■ Stored dataset items:
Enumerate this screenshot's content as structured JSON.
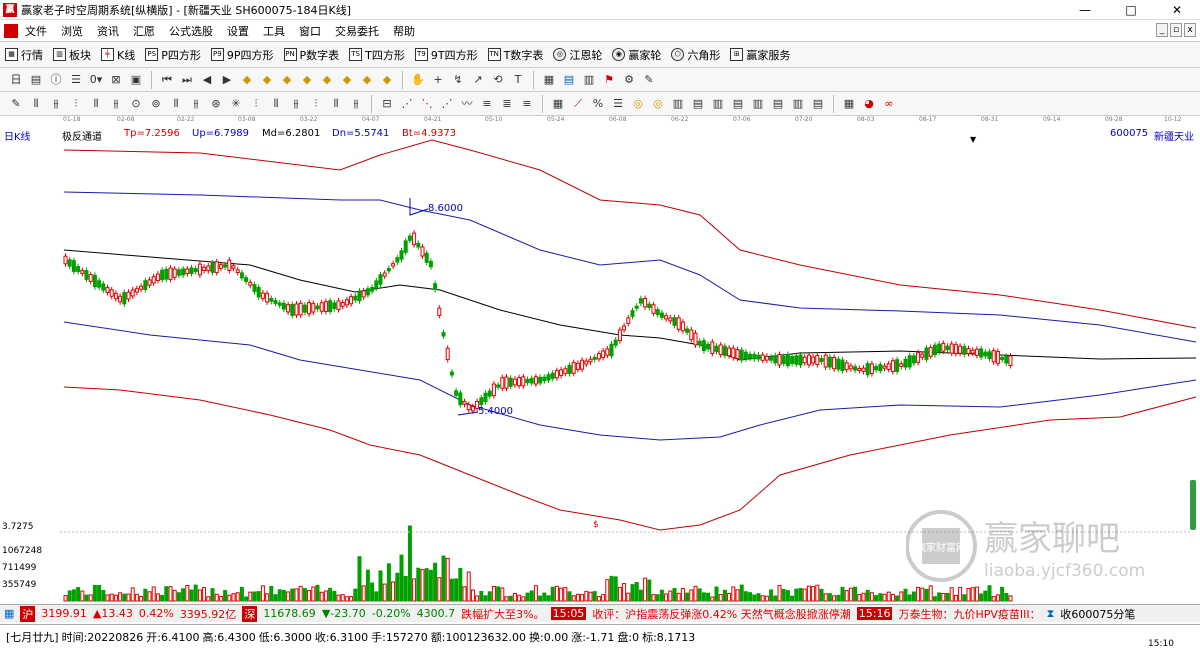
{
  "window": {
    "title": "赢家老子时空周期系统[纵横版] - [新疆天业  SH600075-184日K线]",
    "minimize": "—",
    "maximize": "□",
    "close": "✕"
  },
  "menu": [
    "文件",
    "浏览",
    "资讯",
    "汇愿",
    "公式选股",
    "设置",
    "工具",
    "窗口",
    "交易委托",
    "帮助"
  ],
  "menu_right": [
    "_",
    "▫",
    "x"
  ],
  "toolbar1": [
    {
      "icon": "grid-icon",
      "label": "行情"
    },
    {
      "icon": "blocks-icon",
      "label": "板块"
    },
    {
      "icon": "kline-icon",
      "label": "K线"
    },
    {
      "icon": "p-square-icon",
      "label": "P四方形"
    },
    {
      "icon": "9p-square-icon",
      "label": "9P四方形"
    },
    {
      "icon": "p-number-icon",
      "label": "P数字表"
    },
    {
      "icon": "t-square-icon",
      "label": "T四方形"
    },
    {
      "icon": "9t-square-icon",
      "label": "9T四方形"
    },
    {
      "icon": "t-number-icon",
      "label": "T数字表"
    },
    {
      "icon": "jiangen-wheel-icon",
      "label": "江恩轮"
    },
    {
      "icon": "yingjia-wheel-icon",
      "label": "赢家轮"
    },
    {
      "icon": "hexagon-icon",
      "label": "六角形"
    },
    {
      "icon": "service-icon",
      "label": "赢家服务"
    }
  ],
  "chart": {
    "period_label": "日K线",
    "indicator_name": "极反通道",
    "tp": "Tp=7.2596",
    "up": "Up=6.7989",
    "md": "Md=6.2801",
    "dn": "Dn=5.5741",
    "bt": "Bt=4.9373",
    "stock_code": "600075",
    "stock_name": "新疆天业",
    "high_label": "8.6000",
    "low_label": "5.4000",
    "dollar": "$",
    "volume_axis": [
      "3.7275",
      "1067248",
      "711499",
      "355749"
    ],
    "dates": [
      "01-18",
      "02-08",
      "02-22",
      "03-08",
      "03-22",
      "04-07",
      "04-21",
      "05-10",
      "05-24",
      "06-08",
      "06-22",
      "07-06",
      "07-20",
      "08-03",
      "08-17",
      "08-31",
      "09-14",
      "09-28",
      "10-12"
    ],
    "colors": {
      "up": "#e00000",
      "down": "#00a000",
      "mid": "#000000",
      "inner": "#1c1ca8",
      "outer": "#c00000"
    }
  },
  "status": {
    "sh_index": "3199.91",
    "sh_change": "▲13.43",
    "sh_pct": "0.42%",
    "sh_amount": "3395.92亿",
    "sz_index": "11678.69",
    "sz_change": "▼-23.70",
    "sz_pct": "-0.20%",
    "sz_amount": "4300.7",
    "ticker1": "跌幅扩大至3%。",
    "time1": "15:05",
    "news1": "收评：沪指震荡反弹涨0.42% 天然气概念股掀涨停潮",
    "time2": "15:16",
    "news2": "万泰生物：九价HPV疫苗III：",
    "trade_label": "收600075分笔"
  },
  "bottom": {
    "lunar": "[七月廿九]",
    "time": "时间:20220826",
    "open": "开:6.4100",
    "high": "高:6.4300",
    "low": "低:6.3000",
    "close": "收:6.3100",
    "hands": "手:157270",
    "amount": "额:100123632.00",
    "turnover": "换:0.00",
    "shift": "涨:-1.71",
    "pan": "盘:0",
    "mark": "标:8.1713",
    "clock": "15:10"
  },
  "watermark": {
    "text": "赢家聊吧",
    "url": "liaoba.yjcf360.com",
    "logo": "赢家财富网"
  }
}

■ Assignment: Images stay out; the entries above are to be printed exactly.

■ The completed task:
Enumerate this screenshot's content as structured JSON.
{
  "window": {
    "title": "赢家老子时空周期系统[纵横版] - [新疆天业  SH600075-184日K线]",
    "minimize": "—",
    "maximize": "□",
    "close": "✕"
  },
  "menu": [
    "文件",
    "浏览",
    "资讯",
    "汇愿",
    "公式选股",
    "设置",
    "工具",
    "窗口",
    "交易委托",
    "帮助"
  ],
  "menu_right": [
    "_",
    "▫",
    "x"
  ],
  "toolbar1": [
    {
      "icon": "grid-icon",
      "label": "行情"
    },
    {
      "icon": "blocks-icon",
      "label": "板块"
    },
    {
      "icon": "kline-icon",
      "label": "K线"
    },
    {
      "icon": "p-square-icon",
      "label": "P四方形"
    },
    {
      "icon": "9p-square-icon",
      "label": "9P四方形"
    },
    {
      "icon": "p-number-icon",
      "label": "P数字表"
    },
    {
      "icon": "t-square-icon",
      "label": "T四方形"
    },
    {
      "icon": "9t-square-icon",
      "label": "9T四方形"
    },
    {
      "icon": "t-number-icon",
      "label": "T数字表"
    },
    {
      "icon": "jiangen-wheel-icon",
      "label": "江恩轮"
    },
    {
      "icon": "yingjia-wheel-icon",
      "label": "赢家轮"
    },
    {
      "icon": "hexagon-icon",
      "label": "六角形"
    },
    {
      "icon": "service-icon",
      "label": "赢家服务"
    }
  ],
  "chart": {
    "period_label": "日K线",
    "indicator_name": "极反通道",
    "tp": "Tp=7.2596",
    "up": "Up=6.7989",
    "md": "Md=6.2801",
    "dn": "Dn=5.5741",
    "bt": "Bt=4.9373",
    "stock_code": "600075",
    "stock_name": "新疆天业",
    "high_label": "8.6000",
    "low_label": "5.4000",
    "dollar": "$",
    "volume_axis": [
      "3.7275",
      "1067248",
      "711499",
      "355749"
    ],
    "dates": [
      "01-18",
      "02-08",
      "02-22",
      "03-08",
      "03-22",
      "04-07",
      "04-21",
      "05-10",
      "05-24",
      "06-08",
      "06-22",
      "07-06",
      "07-20",
      "08-03",
      "08-17",
      "08-31",
      "09-14",
      "09-28",
      "10-12"
    ],
    "colors": {
      "up": "#e00000",
      "down": "#00a000",
      "mid": "#000000",
      "inner": "#1c1ca8",
      "outer": "#c00000"
    }
  },
  "status": {
    "sh_index": "3199.91",
    "sh_change": "▲13.43",
    "sh_pct": "0.42%",
    "sh_amount": "3395.92亿",
    "sz_index": "11678.69",
    "sz_change": "▼-23.70",
    "sz_pct": "-0.20%",
    "sz_amount": "4300.7",
    "ticker1": "跌幅扩大至3%。",
    "time1": "15:05",
    "news1": "收评：沪指震荡反弹涨0.42% 天然气概念股掀涨停潮",
    "time2": "15:16",
    "news2": "万泰生物：九价HPV疫苗III：",
    "trade_label": "收600075分笔"
  },
  "bottom": {
    "lunar": "[七月廿九]",
    "time": "时间:20220826",
    "open": "开:6.4100",
    "high": "高:6.4300",
    "low": "低:6.3000",
    "close": "收:6.3100",
    "hands": "手:157270",
    "amount": "额:100123632.00",
    "turnover": "换:0.00",
    "shift": "涨:-1.71",
    "pan": "盘:0",
    "mark": "标:8.1713",
    "clock": "15:10"
  },
  "watermark": {
    "text": "赢家聊吧",
    "url": "liaoba.yjcf360.com",
    "logo": "赢家财富网"
  }
}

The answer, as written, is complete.